Filter the entries for the string "summary". Copy each line that has it.

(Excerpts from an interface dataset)

+++

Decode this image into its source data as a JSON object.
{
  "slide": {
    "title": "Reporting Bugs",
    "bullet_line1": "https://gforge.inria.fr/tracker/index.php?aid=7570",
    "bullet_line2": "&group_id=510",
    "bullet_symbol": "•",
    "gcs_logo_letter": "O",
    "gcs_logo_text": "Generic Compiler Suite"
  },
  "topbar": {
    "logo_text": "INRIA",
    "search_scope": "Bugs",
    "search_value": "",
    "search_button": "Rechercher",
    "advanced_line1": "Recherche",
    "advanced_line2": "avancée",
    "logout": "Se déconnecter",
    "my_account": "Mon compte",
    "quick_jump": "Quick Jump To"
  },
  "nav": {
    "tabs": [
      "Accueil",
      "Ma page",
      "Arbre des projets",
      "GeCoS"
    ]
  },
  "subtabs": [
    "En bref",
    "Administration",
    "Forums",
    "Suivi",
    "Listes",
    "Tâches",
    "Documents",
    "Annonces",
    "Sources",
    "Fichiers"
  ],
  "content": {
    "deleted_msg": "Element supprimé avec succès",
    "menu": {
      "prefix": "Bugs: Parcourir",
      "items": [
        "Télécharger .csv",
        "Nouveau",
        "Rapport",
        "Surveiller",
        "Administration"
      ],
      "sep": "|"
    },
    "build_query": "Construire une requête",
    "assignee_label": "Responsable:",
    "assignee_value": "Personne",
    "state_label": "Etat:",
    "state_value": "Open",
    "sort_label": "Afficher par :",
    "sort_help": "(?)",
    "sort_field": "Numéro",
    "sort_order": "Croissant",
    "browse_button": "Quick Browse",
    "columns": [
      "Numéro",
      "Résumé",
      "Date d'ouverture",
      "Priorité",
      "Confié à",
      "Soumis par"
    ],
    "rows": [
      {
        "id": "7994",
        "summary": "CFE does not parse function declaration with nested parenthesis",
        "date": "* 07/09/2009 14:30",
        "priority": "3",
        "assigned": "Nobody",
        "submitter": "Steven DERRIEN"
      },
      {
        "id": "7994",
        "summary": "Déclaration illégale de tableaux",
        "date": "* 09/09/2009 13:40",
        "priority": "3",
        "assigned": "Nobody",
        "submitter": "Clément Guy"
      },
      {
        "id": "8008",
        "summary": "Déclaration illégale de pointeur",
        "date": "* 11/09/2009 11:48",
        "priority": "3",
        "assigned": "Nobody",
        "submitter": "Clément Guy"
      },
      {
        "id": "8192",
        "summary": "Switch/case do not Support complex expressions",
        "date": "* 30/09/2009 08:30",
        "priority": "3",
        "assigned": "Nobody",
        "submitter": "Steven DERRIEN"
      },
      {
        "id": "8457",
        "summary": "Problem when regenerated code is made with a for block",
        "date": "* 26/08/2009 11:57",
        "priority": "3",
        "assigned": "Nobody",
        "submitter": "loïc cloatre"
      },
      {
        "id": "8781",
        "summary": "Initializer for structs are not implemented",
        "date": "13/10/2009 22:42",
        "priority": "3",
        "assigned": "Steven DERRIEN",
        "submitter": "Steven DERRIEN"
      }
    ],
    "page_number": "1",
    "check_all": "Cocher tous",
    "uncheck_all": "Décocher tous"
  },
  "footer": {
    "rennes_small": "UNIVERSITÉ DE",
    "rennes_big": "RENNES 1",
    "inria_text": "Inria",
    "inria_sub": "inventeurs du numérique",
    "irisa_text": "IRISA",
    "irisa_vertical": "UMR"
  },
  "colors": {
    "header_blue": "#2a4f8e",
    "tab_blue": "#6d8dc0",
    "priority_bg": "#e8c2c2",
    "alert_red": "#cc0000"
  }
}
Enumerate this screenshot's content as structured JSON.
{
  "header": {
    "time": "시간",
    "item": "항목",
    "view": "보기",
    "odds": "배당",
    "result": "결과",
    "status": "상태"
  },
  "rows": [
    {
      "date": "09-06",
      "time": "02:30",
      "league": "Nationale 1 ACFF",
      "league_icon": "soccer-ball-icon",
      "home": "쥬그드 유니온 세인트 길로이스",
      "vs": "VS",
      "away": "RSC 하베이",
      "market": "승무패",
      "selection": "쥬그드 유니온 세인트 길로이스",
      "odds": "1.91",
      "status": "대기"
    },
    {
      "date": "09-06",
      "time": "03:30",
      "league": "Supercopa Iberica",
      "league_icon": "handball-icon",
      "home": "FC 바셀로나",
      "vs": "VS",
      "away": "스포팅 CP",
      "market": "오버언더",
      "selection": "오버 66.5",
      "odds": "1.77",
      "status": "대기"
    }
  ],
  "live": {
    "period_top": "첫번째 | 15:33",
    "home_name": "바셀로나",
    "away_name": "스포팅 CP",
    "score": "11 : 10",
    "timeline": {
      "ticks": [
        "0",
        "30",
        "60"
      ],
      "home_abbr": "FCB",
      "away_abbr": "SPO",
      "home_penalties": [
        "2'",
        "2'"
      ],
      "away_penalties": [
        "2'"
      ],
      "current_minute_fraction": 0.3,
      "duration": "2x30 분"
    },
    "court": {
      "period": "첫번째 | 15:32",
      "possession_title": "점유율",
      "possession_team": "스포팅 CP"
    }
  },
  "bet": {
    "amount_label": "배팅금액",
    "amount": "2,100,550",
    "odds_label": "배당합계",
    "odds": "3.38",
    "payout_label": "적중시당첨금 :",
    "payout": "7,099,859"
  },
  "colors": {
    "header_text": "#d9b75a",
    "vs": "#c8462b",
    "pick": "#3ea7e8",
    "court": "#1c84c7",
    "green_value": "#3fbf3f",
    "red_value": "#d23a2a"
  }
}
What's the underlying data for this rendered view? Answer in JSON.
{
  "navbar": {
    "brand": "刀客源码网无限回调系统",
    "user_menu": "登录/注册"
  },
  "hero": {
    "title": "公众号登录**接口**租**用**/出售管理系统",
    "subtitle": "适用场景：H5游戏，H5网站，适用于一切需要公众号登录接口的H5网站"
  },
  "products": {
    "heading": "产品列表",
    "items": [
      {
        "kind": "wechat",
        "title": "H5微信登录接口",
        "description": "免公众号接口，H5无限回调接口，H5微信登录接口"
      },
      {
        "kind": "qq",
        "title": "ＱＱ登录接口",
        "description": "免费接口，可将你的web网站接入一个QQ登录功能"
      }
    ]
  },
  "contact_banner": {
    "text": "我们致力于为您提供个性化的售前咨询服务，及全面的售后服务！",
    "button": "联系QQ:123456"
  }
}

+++

WRITTEN REPLY ::
        "summary": "CFE does not parse function declaration with nested parenthesis",
        "summary": "Déclaration illégale de tableaux",
        "summary": "Déclaration illégale de pointeur",
        "summary": "Switch/case do not Support complex expressions",
        "summary": "Problem when regenerated code is made with a for block",
        "summary": "Initializer for structs are not implemented",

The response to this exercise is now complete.